BEGIN

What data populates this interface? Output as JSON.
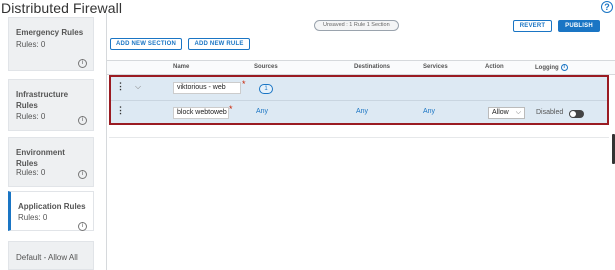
{
  "title": "Distributed Firewall",
  "help_symbol": "?",
  "categories": [
    {
      "name": "Emergency Rules",
      "rules": "Rules: 0"
    },
    {
      "name": "Infrastructure Rules",
      "rules": "Rules: 0"
    },
    {
      "name": "Environment Rules",
      "rules": "Rules: 0"
    },
    {
      "name": "Application Rules",
      "rules": "Rules: 0"
    },
    {
      "name": "Default - Allow All"
    }
  ],
  "info_symbol": "i",
  "toolbar": {
    "unsaved": "Unsaved : 1 Rule 1 Section",
    "revert": "REVERT",
    "publish": "PUBLISH",
    "add_section": "ADD NEW SECTION",
    "add_rule": "ADD NEW RULE"
  },
  "columns": {
    "name": "Name",
    "sources": "Sources",
    "destinations": "Destinations",
    "services": "Services",
    "action": "Action",
    "logging": "Logging"
  },
  "section": {
    "name": "viktorious - web",
    "rule_count": "1"
  },
  "rule": {
    "name": "block webtoweb",
    "sources": "Any",
    "destinations": "Any",
    "services": "Any",
    "action": "Allow",
    "logging": "Disabled"
  },
  "colors": {
    "accent": "#1a75c4",
    "highlight_border": "#9a1b22",
    "row_background": "#dde9f3"
  }
}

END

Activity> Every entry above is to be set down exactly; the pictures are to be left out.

Solved exercise>
What data populates this interface? Output as JSON.
{
  "title": "Distributed Firewall",
  "help_symbol": "?",
  "categories": [
    {
      "name": "Emergency Rules",
      "rules": "Rules: 0"
    },
    {
      "name": "Infrastructure Rules",
      "rules": "Rules: 0"
    },
    {
      "name": "Environment Rules",
      "rules": "Rules: 0"
    },
    {
      "name": "Application Rules",
      "rules": "Rules: 0"
    },
    {
      "name": "Default - Allow All"
    }
  ],
  "info_symbol": "i",
  "toolbar": {
    "unsaved": "Unsaved : 1 Rule 1 Section",
    "revert": "REVERT",
    "publish": "PUBLISH",
    "add_section": "ADD NEW SECTION",
    "add_rule": "ADD NEW RULE"
  },
  "columns": {
    "name": "Name",
    "sources": "Sources",
    "destinations": "Destinations",
    "services": "Services",
    "action": "Action",
    "logging": "Logging"
  },
  "section": {
    "name": "viktorious - web",
    "rule_count": "1"
  },
  "rule": {
    "name": "block webtoweb",
    "sources": "Any",
    "destinations": "Any",
    "services": "Any",
    "action": "Allow",
    "logging": "Disabled"
  },
  "colors": {
    "accent": "#1a75c4",
    "highlight_border": "#9a1b22",
    "row_background": "#dde9f3"
  }
}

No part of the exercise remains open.